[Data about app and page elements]
=== Section Start ===
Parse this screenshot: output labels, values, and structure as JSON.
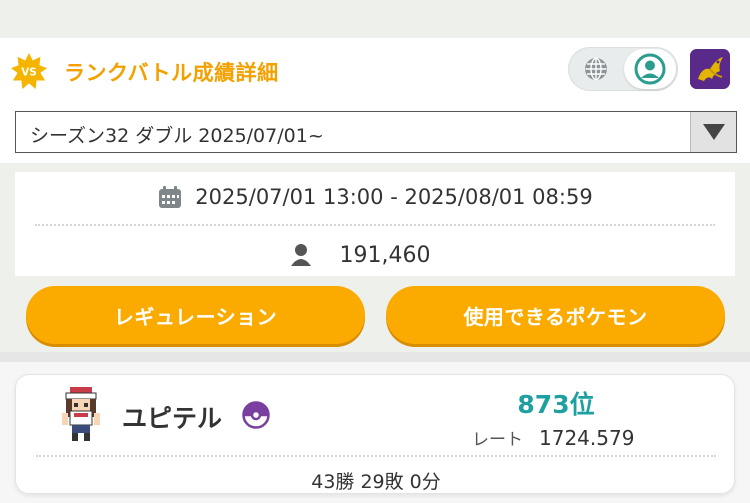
{
  "header": {
    "title": "ランクバトル成績詳細",
    "vs_badge": "VS",
    "icons": [
      "vs-badge-icon",
      "globe-icon",
      "user-circle-icon",
      "dragon-avatar-icon"
    ]
  },
  "season": {
    "selected": "シーズン32 ダブル 2025/07/01~"
  },
  "info": {
    "period": "2025/07/01 13:00 - 2025/08/01 08:59",
    "players": "191,460"
  },
  "buttons": {
    "regulation": "レギュレーション",
    "usable_pokemon": "使用できるポケモン"
  },
  "player": {
    "name": "ユピテル",
    "rank": "873位",
    "rate_label": "レート",
    "rate_value": "1724.579",
    "record": "43勝 29敗 0分"
  },
  "colors": {
    "accent_orange": "#fbab00",
    "title_orange": "#f3a100",
    "rank_teal": "#1ea0a0",
    "toggle_green": "#2a9d8f",
    "ball_purple": "#7b3fa0"
  }
}
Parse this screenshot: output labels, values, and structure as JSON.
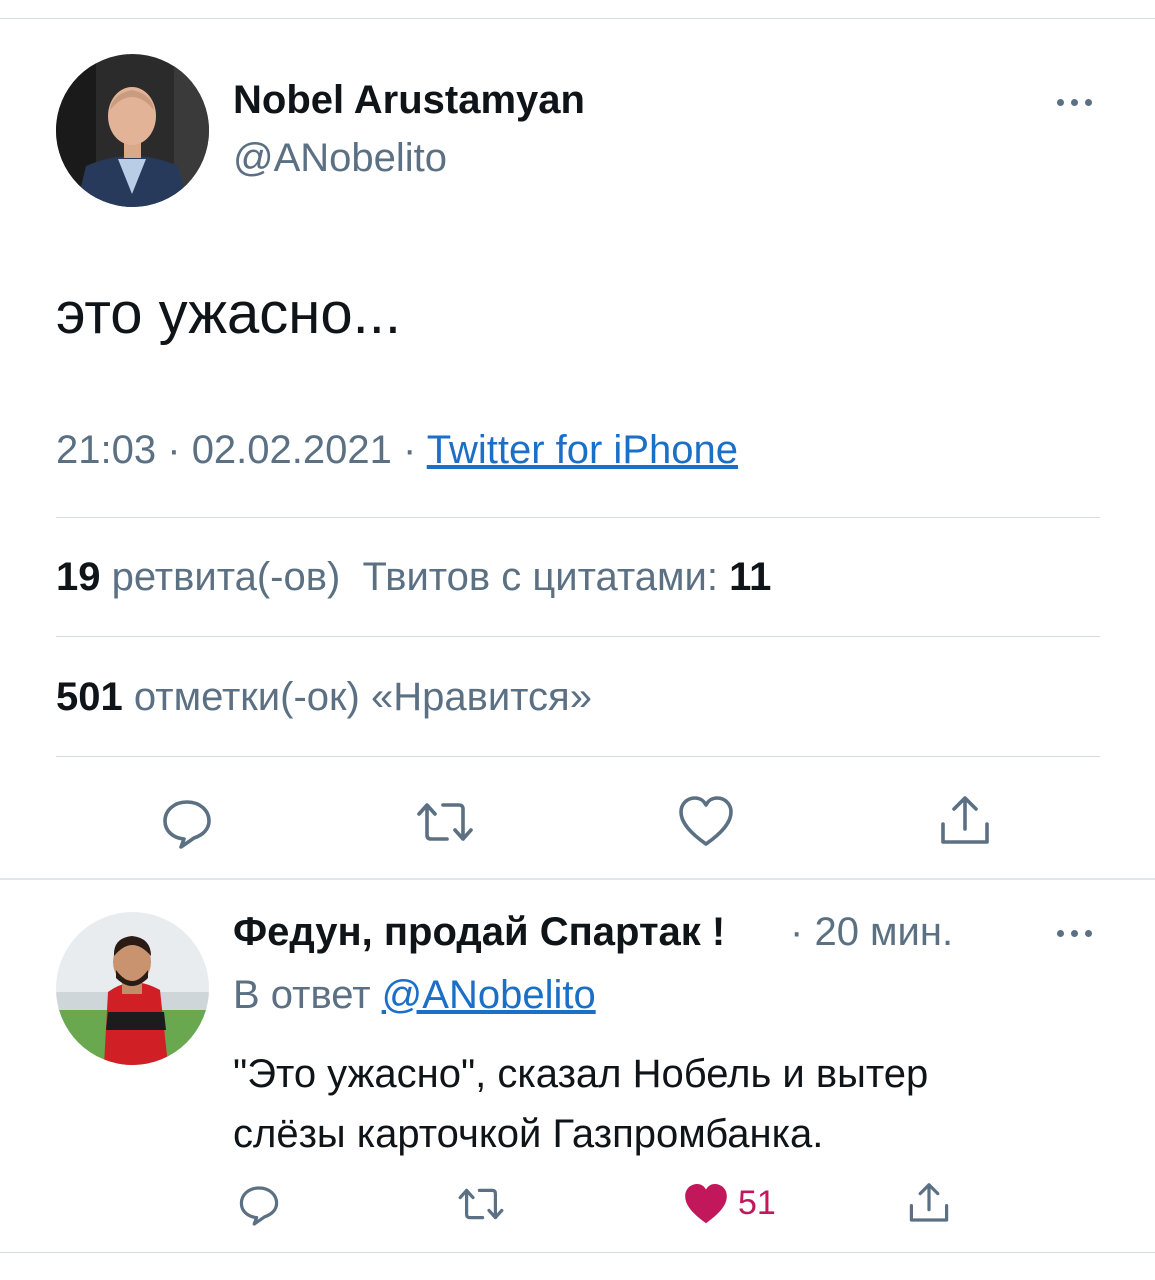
{
  "tweet": {
    "author_name": "Nobel Arustamyan",
    "author_handle": "@ANobelito",
    "text": "это ужасно...",
    "time": "21:03",
    "date": "02.02.2021",
    "dot": "·",
    "source": "Twitter for iPhone",
    "retweets_count": "19",
    "retweets_label": "ретвита(-ов)",
    "quotes_label": "Твитов с цитатами:",
    "quotes_count": "11",
    "likes_count": "501",
    "likes_label": "отметки(-ок) «Нравится»"
  },
  "reply": {
    "author_name": "Федун, продай Спартак !",
    "dot": "·",
    "time": "20 мин.",
    "reply_to_label": "В ответ",
    "reply_to_handle": "@ANobelito",
    "text_line1": "\"Это ужасно\", сказал Нобель и вытер",
    "text_line2": "слёзы карточкой Газпромбанка.",
    "likes_count": "51",
    "liked": true
  },
  "icons": {
    "reply": "reply-bubble-icon",
    "retweet": "retweet-icon",
    "like": "heart-icon",
    "share": "share-icon",
    "more": "more-horizontal-icon"
  },
  "colors": {
    "text": "#0f1419",
    "secondary": "#5b7083",
    "link": "#1b6fc7",
    "liked": "#c2185b"
  }
}
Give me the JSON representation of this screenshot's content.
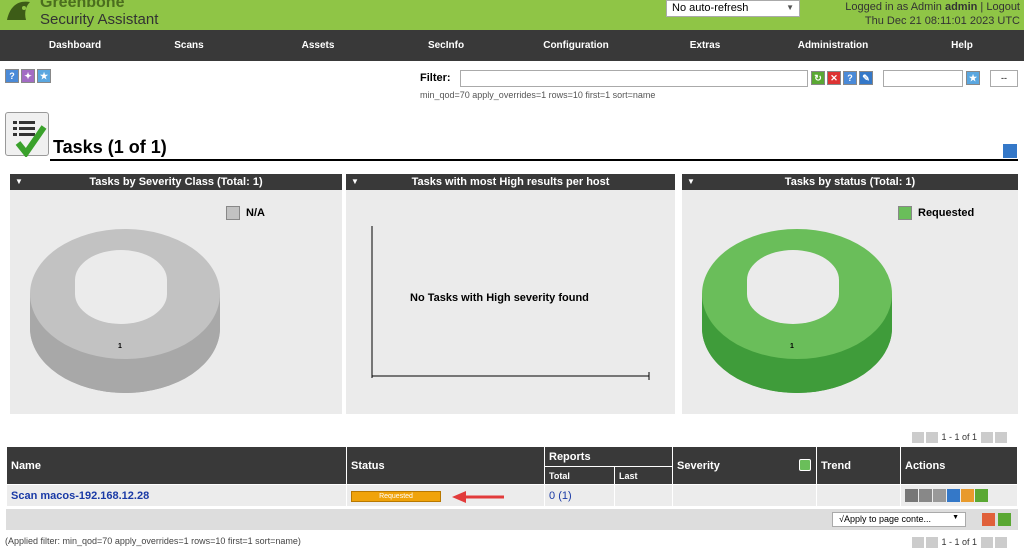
{
  "header": {
    "logo_line1": "Greenbone",
    "logo_line2": "Security Assistant",
    "refresh": "No auto-refresh",
    "logged_in_prefix": "Logged in as  Admin",
    "user": "admin",
    "logout": "Logout",
    "datetime": "Thu Dec 21 08:11:01 2023 UTC"
  },
  "nav": [
    "Dashboard",
    "Scans",
    "Assets",
    "SecInfo",
    "Configuration",
    "Extras",
    "Administration",
    "Help"
  ],
  "filter": {
    "label": "Filter:",
    "value": "",
    "applied_text": "min_qod=70 apply_overrides=1 rows=10 first=1 sort=name",
    "select": "--"
  },
  "page": {
    "title": "Tasks (1 of 1)"
  },
  "charts": {
    "severity": {
      "title": "Tasks by Severity Class (Total: 1)",
      "legend": "N/A",
      "value": "1"
    },
    "high": {
      "title": "Tasks with most High results per host",
      "message": "No Tasks with High severity found"
    },
    "status": {
      "title": "Tasks by status (Total: 1)",
      "legend": "Requested",
      "value": "1"
    }
  },
  "pager": "1 - 1 of 1",
  "table": {
    "headers": {
      "name": "Name",
      "status": "Status",
      "reports": "Reports",
      "total": "Total",
      "last": "Last",
      "severity": "Severity",
      "trend": "Trend",
      "actions": "Actions"
    },
    "row": {
      "name": "Scan macos-192.168.12.28",
      "status": "Requested",
      "reports_total": "0",
      "reports_in": "(1)"
    }
  },
  "apply": {
    "option": "√Apply to page conte..."
  },
  "applied_filter": "(Applied filter: min_qod=70 apply_overrides=1 rows=10 first=1 sort=name)",
  "colors": {
    "header_green": "#8fc546",
    "nav_dark": "#393939",
    "status_green": "#6abe5a",
    "na_gray": "#c2c2c2",
    "status_orange": "#f0a30a"
  }
}
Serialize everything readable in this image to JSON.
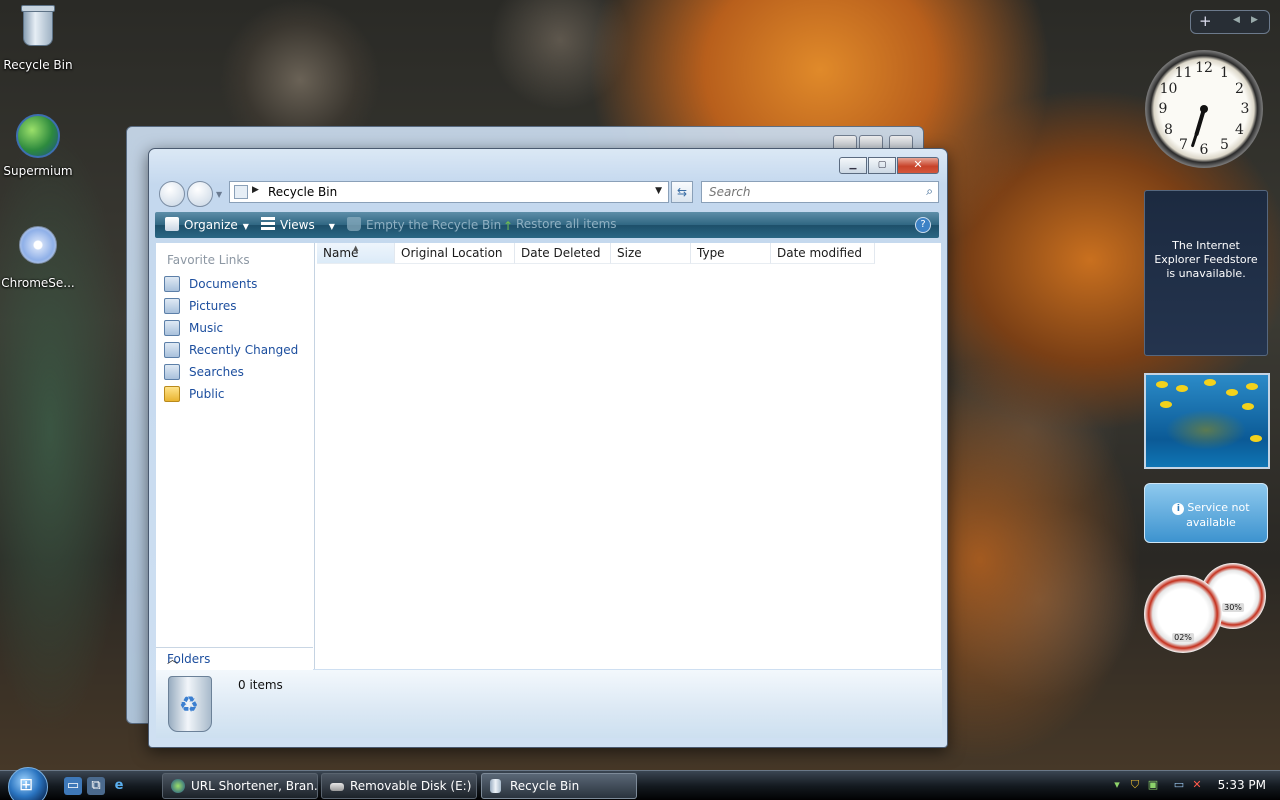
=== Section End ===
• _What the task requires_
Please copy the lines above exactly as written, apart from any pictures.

• _Exercise solution_
Parse this screenshot: output labels, values, and structure as JSON.
{
  "header": {
    "title": "ランクバトル成績詳細",
    "vs_badge": "VS",
    "icons": [
      "vs-badge-icon",
      "globe-icon",
      "user-circle-icon",
      "dragon-avatar-icon"
    ]
  },
  "season": {
    "selected": "シーズン32 ダブル 2025/07/01~"
  },
  "info": {
    "period": "2025/07/01 13:00 - 2025/08/01 08:59",
    "players": "191,460"
  },
  "buttons": {
    "regulation": "レギュレーション",
    "usable_pokemon": "使用できるポケモン"
  },
  "player": {
    "name": "ユピテル",
    "rank": "873位",
    "rate_label": "レート",
    "rate_value": "1724.579",
    "record": "43勝 29敗 0分"
  },
  "colors": {
    "accent_orange": "#fbab00",
    "title_orange": "#f3a100",
    "rank_teal": "#1ea0a0",
    "toggle_green": "#2a9d8f",
    "ball_purple": "#7b3fa0"
  }
}
Parse this screenshot: output labels, values, and structure as JSON.
{
  "tweet": {
    "author_name": "Nobel Arustamyan",
    "author_handle": "@ANobelito",
    "text": "это ужасно...",
    "time": "21:03",
    "date": "02.02.2021",
    "dot": "·",
    "source": "Twitter for iPhone",
    "retweets_count": "19",
    "retweets_label": "ретвита(-ов)",
    "quotes_label": "Твитов с цитатами:",
    "quotes_count": "11",
    "likes_count": "501",
    "likes_label": "отметки(-ок) «Нравится»"
  },
  "reply": {
    "author_name": "Федун, продай Спартак !",
    "dot": "·",
    "time": "20 мин.",
    "reply_to_label": "В ответ",
    "reply_to_handle": "@ANobelito",
    "text_line1": "\"Это ужасно\", сказал Нобель и вытер",
    "text_line2": "слёзы карточкой Газпромбанка.",
    "likes_count": "51",
    "liked": true
  },
  "icons": {
    "reply": "reply-bubble-icon",
    "retweet": "retweet-icon",
    "like": "heart-icon",
    "share": "share-icon",
    "more": "more-horizontal-icon"
  },
  "colors": {
    "text": "#0f1419",
    "secondary": "#5b7083",
    "link": "#1b6fc7",
    "liked": "#c2185b"
  }
}
Give me the JSON representation of this screenshot's content.
{
  "header": {
    "logo_line1": "Greenbone",
    "logo_line2": "Security Assistant",
    "refresh": "No auto-refresh",
    "logged_in_prefix": "Logged in as  Admin",
    "user": "admin",
    "logout": "Logout",
    "datetime": "Thu Dec 21 08:11:01 2023 UTC"
  },
  "nav": [
    "Dashboard",
    "Scans",
    "Assets",
    "SecInfo",
    "Configuration",
    "Extras",
    "Administration",
    "Help"
  ],
  "filter": {
    "label": "Filter:",
    "value": "",
    "applied_text": "min_qod=70 apply_overrides=1 rows=10 first=1 sort=name",
    "select": "--"
  },
  "page": {
    "title": "Tasks (1 of 1)"
  },
  "charts": {
    "severity": {
      "title": "Tasks by Severity Class (Total: 1)",
      "legend": "N/A",
      "value": "1"
    },
    "high": {
      "title": "Tasks with most High results per host",
      "message": "No Tasks with High severity found"
    },
    "status": {
      "title": "Tasks by status (Total: 1)",
      "legend": "Requested",
      "value": "1"
    }
  },
  "pager": "1 - 1 of 1",
  "table": {
    "headers": {
      "name": "Name",
      "status": "Status",
      "reports": "Reports",
      "total": "Total",
      "last": "Last",
      "severity": "Severity",
      "trend": "Trend",
      "actions": "Actions"
    },
    "row": {
      "name": "Scan macos-192.168.12.28",
      "status": "Requested",
      "reports_total": "0",
      "reports_in": "(1)"
    }
  },
  "apply": {
    "option": "√Apply to page conte..."
  },
  "applied_filter": "(Applied filter: min_qod=70 apply_overrides=1 rows=10 first=1 sort=name)",
  "colors": {
    "header_green": "#8fc546",
    "nav_dark": "#393939",
    "status_green": "#6abe5a",
    "na_gray": "#c2c2c2",
    "status_orange": "#f0a30a"
  }
}
Serialize everything readable in this image to JSON.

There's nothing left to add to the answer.